— Dataset content —
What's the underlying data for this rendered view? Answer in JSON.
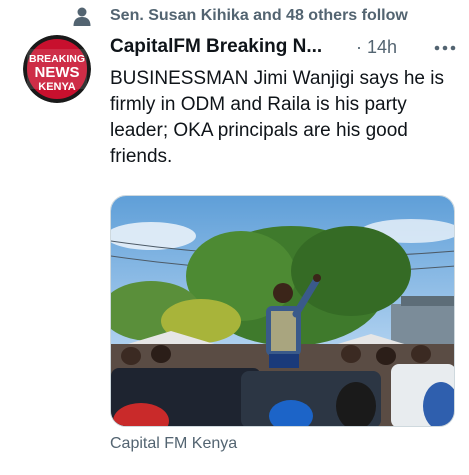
{
  "social_context": {
    "icon": "person-icon",
    "text": "Sen. Susan Kihika and 48 others follow"
  },
  "author": {
    "display_name": "CapitalFM Breaking N...",
    "avatar_text": [
      "BREAKING",
      "NEWS",
      "KENYA"
    ],
    "avatar_colors": {
      "ring": "#1a1a1a",
      "bg": "#c8102e",
      "text": "#ffffff"
    }
  },
  "tweet": {
    "time": "· 14h",
    "text": "BUSINESSMAN Jimi Wanjigi says he is firmly in ODM and Raila is his party leader; OKA principals are his good friends.",
    "more_icon": "more-horizontal-icon"
  },
  "card": {
    "source": "Capital FM Kenya"
  },
  "colors": {
    "primary_text": "#0f1419",
    "secondary_text": "#536471"
  }
}
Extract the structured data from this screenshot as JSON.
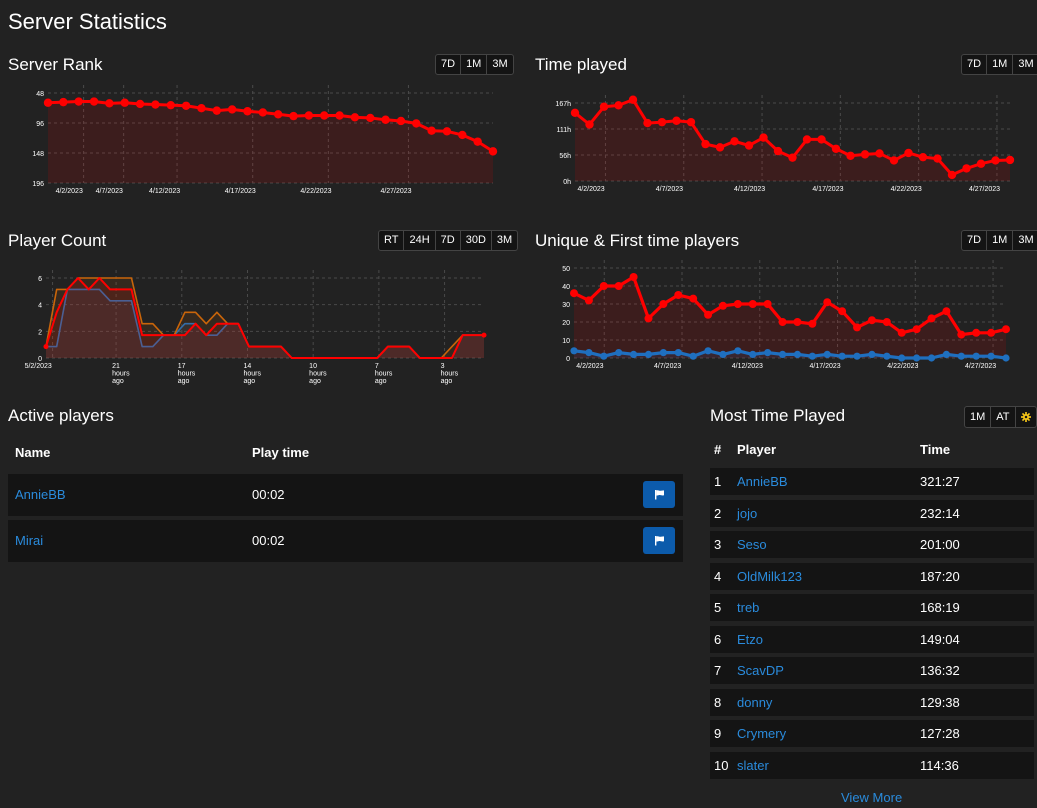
{
  "page": {
    "title": "Server Statistics"
  },
  "server_rank": {
    "title": "Server Rank",
    "buttons": [
      "7D",
      "1M",
      "3M"
    ]
  },
  "time_played": {
    "title": "Time played",
    "buttons": [
      "7D",
      "1M",
      "3M"
    ]
  },
  "player_count": {
    "title": "Player Count",
    "buttons": [
      "RT",
      "24H",
      "7D",
      "30D",
      "3M"
    ]
  },
  "unique_players": {
    "title": "Unique & First time players",
    "buttons": [
      "7D",
      "1M",
      "3M"
    ]
  },
  "active_players": {
    "title": "Active players",
    "col_name": "Name",
    "col_time": "Play time",
    "rows": [
      {
        "name": "AnnieBB",
        "time": "00:02"
      },
      {
        "name": "Mirai",
        "time": "00:02"
      }
    ],
    "flag_icon": "flag-icon"
  },
  "most_time_played": {
    "title": "Most Time Played",
    "buttons": [
      "1M",
      "AT"
    ],
    "settings_icon": "gear-icon",
    "settings_color": "#f5c518",
    "col_rank": "#",
    "col_player": "Player",
    "col_time": "Time",
    "rows": [
      {
        "rank": "1",
        "player": "AnnieBB",
        "time": "321:27"
      },
      {
        "rank": "2",
        "player": "jojo",
        "time": "232:14"
      },
      {
        "rank": "3",
        "player": "Seso",
        "time": "201:00"
      },
      {
        "rank": "4",
        "player": "OldMilk123",
        "time": "187:20"
      },
      {
        "rank": "5",
        "player": "treb",
        "time": "168:19"
      },
      {
        "rank": "6",
        "player": "Etzo",
        "time": "149:04"
      },
      {
        "rank": "7",
        "player": "ScavDP",
        "time": "136:32"
      },
      {
        "rank": "8",
        "player": "donny",
        "time": "129:38"
      },
      {
        "rank": "9",
        "player": "Crymery",
        "time": "127:28"
      },
      {
        "rank": "10",
        "player": "slater",
        "time": "114:36"
      }
    ],
    "view_more": "View More"
  },
  "colors": {
    "series_red": "#ff0000",
    "series_blue": "#1f6fbf",
    "series_orange": "#c9650a",
    "link": "#2a8bdc",
    "flag_button": "#0c5bab"
  },
  "chart_data": [
    {
      "id": "rank",
      "type": "line",
      "yticks": [
        "48",
        "96",
        "148",
        "196"
      ],
      "ylim": [
        48,
        196
      ],
      "y_inverted": true,
      "xticks": [
        "4/2/2023",
        "4/7/2023",
        "4/12/2023",
        "4/17/2023",
        "4/22/2023",
        "4/27/2023"
      ],
      "x": [
        "4/1",
        "4/2",
        "4/3",
        "4/4",
        "4/5",
        "4/6",
        "4/7",
        "4/8",
        "4/9",
        "4/10",
        "4/11",
        "4/12",
        "4/13",
        "4/14",
        "4/15",
        "4/16",
        "4/17",
        "4/18",
        "4/19",
        "4/20",
        "4/21",
        "4/22",
        "4/23",
        "4/24",
        "4/25",
        "4/26",
        "4/27",
        "4/28",
        "4/29",
        "4/30"
      ],
      "series": [
        {
          "color": "#ff0000",
          "values": [
            64,
            63,
            62,
            62,
            65,
            64,
            66,
            67,
            68,
            69,
            73,
            77,
            75,
            78,
            80,
            83,
            86,
            85,
            85,
            85,
            88,
            89,
            92,
            94,
            98,
            110,
            111,
            117,
            128,
            144
          ]
        }
      ]
    },
    {
      "id": "time",
      "type": "line",
      "yticks": [
        "0h",
        "56h",
        "111h",
        "167h"
      ],
      "ylim": [
        0,
        167
      ],
      "xticks": [
        "4/2/2023",
        "4/7/2023",
        "4/12/2023",
        "4/17/2023",
        "4/22/2023",
        "4/27/2023"
      ],
      "x": [
        "4/1",
        "4/2",
        "4/3",
        "4/4",
        "4/5",
        "4/6",
        "4/7",
        "4/8",
        "4/9",
        "4/10",
        "4/11",
        "4/12",
        "4/13",
        "4/14",
        "4/15",
        "4/16",
        "4/17",
        "4/18",
        "4/19",
        "4/20",
        "4/21",
        "4/22",
        "4/23",
        "4/24",
        "4/25",
        "4/26",
        "4/27",
        "4/28",
        "4/29",
        "4/30",
        "5/1"
      ],
      "series": [
        {
          "color": "#ff0000",
          "values": [
            146,
            121,
            159,
            162,
            174,
            124,
            126,
            129,
            126,
            79,
            72,
            85,
            76,
            93,
            64,
            50,
            89,
            89,
            69,
            54,
            57,
            59,
            44,
            60,
            51,
            48,
            13,
            27,
            37,
            44,
            45
          ]
        }
      ]
    },
    {
      "id": "players",
      "type": "line",
      "yticks": [
        "0",
        "2",
        "4",
        "6"
      ],
      "ylim": [
        0,
        7
      ],
      "xticks": [
        "5/2/2023",
        "21 hours ago",
        "17 hours ago",
        "14 hours ago",
        "10 hours ago",
        "7 hours ago",
        "3 hours ago"
      ],
      "series": [
        {
          "name": "",
          "color": "#1f6fbf",
          "values": [
            1,
            1,
            6,
            6,
            6,
            6,
            5,
            5,
            5,
            1,
            1,
            2,
            2,
            3,
            3,
            2,
            2,
            3,
            3,
            1,
            1,
            1,
            1,
            0,
            0,
            0,
            0,
            0,
            0,
            0,
            0,
            0,
            1,
            1,
            1,
            0,
            0,
            0,
            0,
            2,
            2,
            2
          ]
        },
        {
          "name": "",
          "color": "#c9650a",
          "values": [
            1,
            6,
            6,
            7,
            7,
            7,
            7,
            7,
            7,
            3,
            3,
            2,
            2,
            4,
            4,
            3,
            4,
            3,
            3,
            1,
            1,
            1,
            1,
            0,
            0,
            0,
            0,
            0,
            0,
            0,
            0,
            0,
            1,
            1,
            1,
            0,
            0,
            0,
            1,
            2,
            2,
            2
          ]
        },
        {
          "name": "",
          "color": "#ff0000",
          "values": [
            1,
            4,
            6,
            7,
            6,
            7,
            6,
            6,
            6,
            2,
            2,
            2,
            2,
            2,
            3,
            2,
            3,
            3,
            3,
            1,
            1,
            1,
            1,
            0,
            0,
            0,
            0,
            0,
            0,
            0,
            0,
            0,
            1,
            1,
            1,
            0,
            0,
            0,
            0,
            2,
            2,
            2
          ]
        }
      ]
    },
    {
      "id": "unique",
      "type": "line",
      "yticks": [
        "0",
        "10",
        "20",
        "30",
        "40",
        "50"
      ],
      "ylim": [
        0,
        50
      ],
      "xticks": [
        "4/2/2023",
        "4/7/2023",
        "4/12/2023",
        "4/17/2023",
        "4/22/2023",
        "4/27/2023"
      ],
      "series": [
        {
          "name": "",
          "color": "#ff0000",
          "values": [
            36,
            32,
            40,
            40,
            45,
            22,
            30,
            35,
            33,
            24,
            29,
            30,
            30,
            30,
            20,
            20,
            19,
            31,
            26,
            17,
            21,
            20,
            14,
            16,
            22,
            26,
            13,
            14,
            14,
            16
          ]
        },
        {
          "name": "",
          "color": "#1f6fbf",
          "values": [
            4,
            3,
            1,
            3,
            2,
            2,
            3,
            3,
            1,
            4,
            2,
            4,
            2,
            3,
            2,
            2,
            1,
            2,
            1,
            1,
            2,
            1,
            0,
            0,
            0,
            2,
            1,
            1,
            1,
            0
          ]
        }
      ]
    }
  ]
}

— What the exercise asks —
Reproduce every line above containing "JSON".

— Exercise result —
What's the underlying data for this rendered view? Answer in JSON.
Extract the structured data from this screenshot as JSON.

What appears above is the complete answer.